Required action: Nothing in the data may be changed; retype all of it.

Available data:
....
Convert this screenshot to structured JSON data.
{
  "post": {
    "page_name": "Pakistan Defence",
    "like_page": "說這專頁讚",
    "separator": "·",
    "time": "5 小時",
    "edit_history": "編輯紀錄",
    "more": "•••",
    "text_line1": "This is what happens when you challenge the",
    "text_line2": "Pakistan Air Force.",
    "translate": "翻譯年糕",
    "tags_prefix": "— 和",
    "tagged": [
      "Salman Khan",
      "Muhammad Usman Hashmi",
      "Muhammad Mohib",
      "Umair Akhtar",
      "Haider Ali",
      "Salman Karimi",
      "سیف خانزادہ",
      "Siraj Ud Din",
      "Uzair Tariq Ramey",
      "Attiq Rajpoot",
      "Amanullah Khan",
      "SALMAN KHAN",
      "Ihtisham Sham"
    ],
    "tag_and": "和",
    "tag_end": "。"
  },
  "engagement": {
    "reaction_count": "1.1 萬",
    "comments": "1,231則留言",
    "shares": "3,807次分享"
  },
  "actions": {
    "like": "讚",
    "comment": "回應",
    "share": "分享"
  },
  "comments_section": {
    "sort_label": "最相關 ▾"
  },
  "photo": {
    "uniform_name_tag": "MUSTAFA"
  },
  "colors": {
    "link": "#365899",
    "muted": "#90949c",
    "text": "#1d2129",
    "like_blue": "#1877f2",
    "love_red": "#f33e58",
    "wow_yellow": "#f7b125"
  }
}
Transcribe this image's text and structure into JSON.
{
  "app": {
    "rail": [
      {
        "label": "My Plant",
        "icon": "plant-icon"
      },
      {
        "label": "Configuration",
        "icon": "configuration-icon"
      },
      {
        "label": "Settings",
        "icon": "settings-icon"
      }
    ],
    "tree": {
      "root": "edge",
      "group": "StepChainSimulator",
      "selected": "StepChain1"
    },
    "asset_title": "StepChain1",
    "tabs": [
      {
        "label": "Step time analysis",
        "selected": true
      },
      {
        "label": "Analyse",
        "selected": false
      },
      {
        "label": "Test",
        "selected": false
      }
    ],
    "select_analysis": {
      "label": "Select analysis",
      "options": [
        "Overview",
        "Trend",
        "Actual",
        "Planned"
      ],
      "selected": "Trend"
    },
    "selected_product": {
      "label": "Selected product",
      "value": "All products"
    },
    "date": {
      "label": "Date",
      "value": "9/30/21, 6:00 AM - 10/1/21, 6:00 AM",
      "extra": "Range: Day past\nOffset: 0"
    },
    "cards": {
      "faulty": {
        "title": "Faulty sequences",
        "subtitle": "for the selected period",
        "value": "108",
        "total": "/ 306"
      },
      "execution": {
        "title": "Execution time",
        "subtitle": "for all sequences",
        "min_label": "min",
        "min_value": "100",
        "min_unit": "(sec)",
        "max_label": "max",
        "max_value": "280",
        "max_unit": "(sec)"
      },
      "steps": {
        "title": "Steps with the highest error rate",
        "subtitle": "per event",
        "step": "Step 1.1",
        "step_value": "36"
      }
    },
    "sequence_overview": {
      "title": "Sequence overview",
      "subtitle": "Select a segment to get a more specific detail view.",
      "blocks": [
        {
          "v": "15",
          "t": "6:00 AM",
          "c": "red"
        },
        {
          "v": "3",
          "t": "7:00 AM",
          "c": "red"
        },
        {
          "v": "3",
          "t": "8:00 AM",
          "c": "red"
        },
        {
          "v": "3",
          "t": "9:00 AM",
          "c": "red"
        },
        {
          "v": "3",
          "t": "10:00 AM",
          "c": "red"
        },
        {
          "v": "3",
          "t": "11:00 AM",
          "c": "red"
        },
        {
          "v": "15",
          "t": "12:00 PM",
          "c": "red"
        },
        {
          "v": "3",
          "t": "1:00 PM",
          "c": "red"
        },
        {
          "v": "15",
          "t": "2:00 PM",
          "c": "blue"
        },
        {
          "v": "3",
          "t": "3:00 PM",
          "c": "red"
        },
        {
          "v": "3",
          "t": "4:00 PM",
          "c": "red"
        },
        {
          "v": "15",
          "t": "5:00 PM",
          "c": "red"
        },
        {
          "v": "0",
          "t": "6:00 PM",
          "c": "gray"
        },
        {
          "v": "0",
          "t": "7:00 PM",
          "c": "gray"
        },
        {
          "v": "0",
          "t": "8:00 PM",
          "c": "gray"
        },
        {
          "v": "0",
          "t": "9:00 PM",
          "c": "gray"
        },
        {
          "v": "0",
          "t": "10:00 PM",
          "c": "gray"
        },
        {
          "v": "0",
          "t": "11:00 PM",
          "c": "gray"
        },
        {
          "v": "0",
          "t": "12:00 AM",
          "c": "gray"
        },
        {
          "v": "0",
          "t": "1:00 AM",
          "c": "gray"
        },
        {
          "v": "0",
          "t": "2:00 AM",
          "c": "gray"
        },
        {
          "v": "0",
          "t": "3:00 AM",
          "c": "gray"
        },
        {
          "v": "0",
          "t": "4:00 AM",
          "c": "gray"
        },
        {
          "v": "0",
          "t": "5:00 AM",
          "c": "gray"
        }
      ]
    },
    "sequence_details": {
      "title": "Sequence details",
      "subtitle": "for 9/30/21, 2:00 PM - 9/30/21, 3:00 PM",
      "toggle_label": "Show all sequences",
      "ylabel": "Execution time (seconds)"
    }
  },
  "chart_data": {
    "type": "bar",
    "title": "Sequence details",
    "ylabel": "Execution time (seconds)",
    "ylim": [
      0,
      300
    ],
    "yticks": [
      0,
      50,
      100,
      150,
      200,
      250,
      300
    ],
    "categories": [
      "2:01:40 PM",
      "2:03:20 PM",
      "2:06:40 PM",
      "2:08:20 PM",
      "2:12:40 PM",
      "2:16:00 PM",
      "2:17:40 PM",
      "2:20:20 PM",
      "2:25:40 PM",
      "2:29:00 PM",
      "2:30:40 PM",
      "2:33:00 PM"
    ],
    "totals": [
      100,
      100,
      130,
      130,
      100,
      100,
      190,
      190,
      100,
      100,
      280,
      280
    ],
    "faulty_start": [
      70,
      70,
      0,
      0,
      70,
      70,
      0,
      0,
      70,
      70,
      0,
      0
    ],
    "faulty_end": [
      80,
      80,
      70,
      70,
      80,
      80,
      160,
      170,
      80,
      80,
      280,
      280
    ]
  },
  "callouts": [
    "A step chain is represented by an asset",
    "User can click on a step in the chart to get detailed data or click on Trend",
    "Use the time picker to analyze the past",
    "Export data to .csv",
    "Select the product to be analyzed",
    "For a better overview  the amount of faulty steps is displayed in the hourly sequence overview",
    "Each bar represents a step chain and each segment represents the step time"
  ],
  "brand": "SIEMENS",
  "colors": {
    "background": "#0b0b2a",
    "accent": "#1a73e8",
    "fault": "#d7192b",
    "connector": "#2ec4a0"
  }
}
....
Result:
Convert this screenshot to structured JSON data.
{
  "post": {
    "page_name": "Pakistan Defence",
    "like_page": "說這專頁讚",
    "separator": "·",
    "time": "5 小時",
    "edit_history": "編輯紀錄",
    "more": "•••",
    "text_line1": "This is what happens when you challenge the",
    "text_line2": "Pakistan Air Force.",
    "translate": "翻譯年糕",
    "tags_prefix": "— 和",
    "tagged": [
      "Salman Khan",
      "Muhammad Usman Hashmi",
      "Muhammad Mohib",
      "Umair Akhtar",
      "Haider Ali",
      "Salman Karimi",
      "سیف خانزادہ",
      "Siraj Ud Din",
      "Uzair Tariq Ramey",
      "Attiq Rajpoot",
      "Amanullah Khan",
      "SALMAN KHAN",
      "Ihtisham Sham"
    ],
    "tag_and": "和",
    "tag_end": "。"
  },
  "engagement": {
    "reaction_count": "1.1 萬",
    "comments": "1,231則留言",
    "shares": "3,807次分享"
  },
  "actions": {
    "like": "讚",
    "comment": "回應",
    "share": "分享"
  },
  "comments_section": {
    "sort_label": "最相關 ▾"
  },
  "photo": {
    "uniform_name_tag": "MUSTAFA"
  },
  "colors": {
    "link": "#365899",
    "muted": "#90949c",
    "text": "#1d2129",
    "like_blue": "#1877f2",
    "love_red": "#f33e58",
    "wow_yellow": "#f7b125"
  }
}
Transcribe this image's text and structure into JSON.
{
  "app": {
    "rail": [
      {
        "label": "My Plant",
        "icon": "plant-icon"
      },
      {
        "label": "Configuration",
        "icon": "configuration-icon"
      },
      {
        "label": "Settings",
        "icon": "settings-icon"
      }
    ],
    "tree": {
      "root": "edge",
      "group": "StepChainSimulator",
      "selected": "StepChain1"
    },
    "asset_title": "StepChain1",
    "tabs": [
      {
        "label": "Step time analysis",
        "selected": true
      },
      {
        "label": "Analyse",
        "selected": false
      },
      {
        "label": "Test",
        "selected": false
      }
    ],
    "select_analysis": {
      "label": "Select analysis",
      "options": [
        "Overview",
        "Trend",
        "Actual",
        "Planned"
      ],
      "selected": "Trend"
    },
    "selected_product": {
      "label": "Selected product",
      "value": "All products"
    },
    "date": {
      "label": "Date",
      "value": "9/30/21, 6:00 AM - 10/1/21, 6:00 AM",
      "extra": "Range: Day past\nOffset: 0"
    },
    "cards": {
      "faulty": {
        "title": "Faulty sequences",
        "subtitle": "for the selected period",
        "value": "108",
        "total": "/ 306"
      },
      "execution": {
        "title": "Execution time",
        "subtitle": "for all sequences",
        "min_label": "min",
        "min_value": "100",
        "min_unit": "(sec)",
        "max_label": "max",
        "max_value": "280",
        "max_unit": "(sec)"
      },
      "steps": {
        "title": "Steps with the highest error rate",
        "subtitle": "per event",
        "step": "Step 1.1",
        "step_value": "36"
      }
    },
    "sequence_overview": {
      "title": "Sequence overview",
      "subtitle": "Select a segment to get a more specific detail view.",
      "blocks": [
        {
          "v": "15",
          "t": "6:00 AM",
          "c": "red"
        },
        {
          "v": "3",
          "t": "7:00 AM",
          "c": "red"
        },
        {
          "v": "3",
          "t": "8:00 AM",
          "c": "red"
        },
        {
          "v": "3",
          "t": "9:00 AM",
          "c": "red"
        },
        {
          "v": "3",
          "t": "10:00 AM",
          "c": "red"
        },
        {
          "v": "3",
          "t": "11:00 AM",
          "c": "red"
        },
        {
          "v": "15",
          "t": "12:00 PM",
          "c": "red"
        },
        {
          "v": "3",
          "t": "1:00 PM",
          "c": "red"
        },
        {
          "v": "15",
          "t": "2:00 PM",
          "c": "blue"
        },
        {
          "v": "3",
          "t": "3:00 PM",
          "c": "red"
        },
        {
          "v": "3",
          "t": "4:00 PM",
          "c": "red"
        },
        {
          "v": "15",
          "t": "5:00 PM",
          "c": "red"
        },
        {
          "v": "0",
          "t": "6:00 PM",
          "c": "gray"
        },
        {
          "v": "0",
          "t": "7:00 PM",
          "c": "gray"
        },
        {
          "v": "0",
          "t": "8:00 PM",
          "c": "gray"
        },
        {
          "v": "0",
          "t": "9:00 PM",
          "c": "gray"
        },
        {
          "v": "0",
          "t": "10:00 PM",
          "c": "gray"
        },
        {
          "v": "0",
          "t": "11:00 PM",
          "c": "gray"
        },
        {
          "v": "0",
          "t": "12:00 AM",
          "c": "gray"
        },
        {
          "v": "0",
          "t": "1:00 AM",
          "c": "gray"
        },
        {
          "v": "0",
          "t": "2:00 AM",
          "c": "gray"
        },
        {
          "v": "0",
          "t": "3:00 AM",
          "c": "gray"
        },
        {
          "v": "0",
          "t": "4:00 AM",
          "c": "gray"
        },
        {
          "v": "0",
          "t": "5:00 AM",
          "c": "gray"
        }
      ]
    },
    "sequence_details": {
      "title": "Sequence details",
      "subtitle": "for 9/30/21, 2:00 PM - 9/30/21, 3:00 PM",
      "toggle_label": "Show all sequences",
      "ylabel": "Execution time (seconds)"
    }
  },
  "chart_data": {
    "type": "bar",
    "title": "Sequence details",
    "ylabel": "Execution time (seconds)",
    "ylim": [
      0,
      300
    ],
    "yticks": [
      0,
      50,
      100,
      150,
      200,
      250,
      300
    ],
    "categories": [
      "2:01:40 PM",
      "2:03:20 PM",
      "2:06:40 PM",
      "2:08:20 PM",
      "2:12:40 PM",
      "2:16:00 PM",
      "2:17:40 PM",
      "2:20:20 PM",
      "2:25:40 PM",
      "2:29:00 PM",
      "2:30:40 PM",
      "2:33:00 PM"
    ],
    "totals": [
      100,
      100,
      130,
      130,
      100,
      100,
      190,
      190,
      100,
      100,
      280,
      280
    ],
    "faulty_start": [
      70,
      70,
      0,
      0,
      70,
      70,
      0,
      0,
      70,
      70,
      0,
      0
    ],
    "faulty_end": [
      80,
      80,
      70,
      70,
      80,
      80,
      160,
      170,
      80,
      80,
      280,
      280
    ]
  },
  "callouts": [
    "A step chain is represented by an asset",
    "User can click on a step in the chart to get detailed data or click on Trend",
    "Use the time picker to analyze the past",
    "Export data to .csv",
    "Select the product to be analyzed",
    "For a better overview  the amount of faulty steps is displayed in the hourly sequence overview",
    "Each bar represents a step chain and each segment represents the step time"
  ],
  "brand": "SIEMENS",
  "colors": {
    "background": "#0b0b2a",
    "accent": "#1a73e8",
    "fault": "#d7192b",
    "connector": "#2ec4a0"
  }
}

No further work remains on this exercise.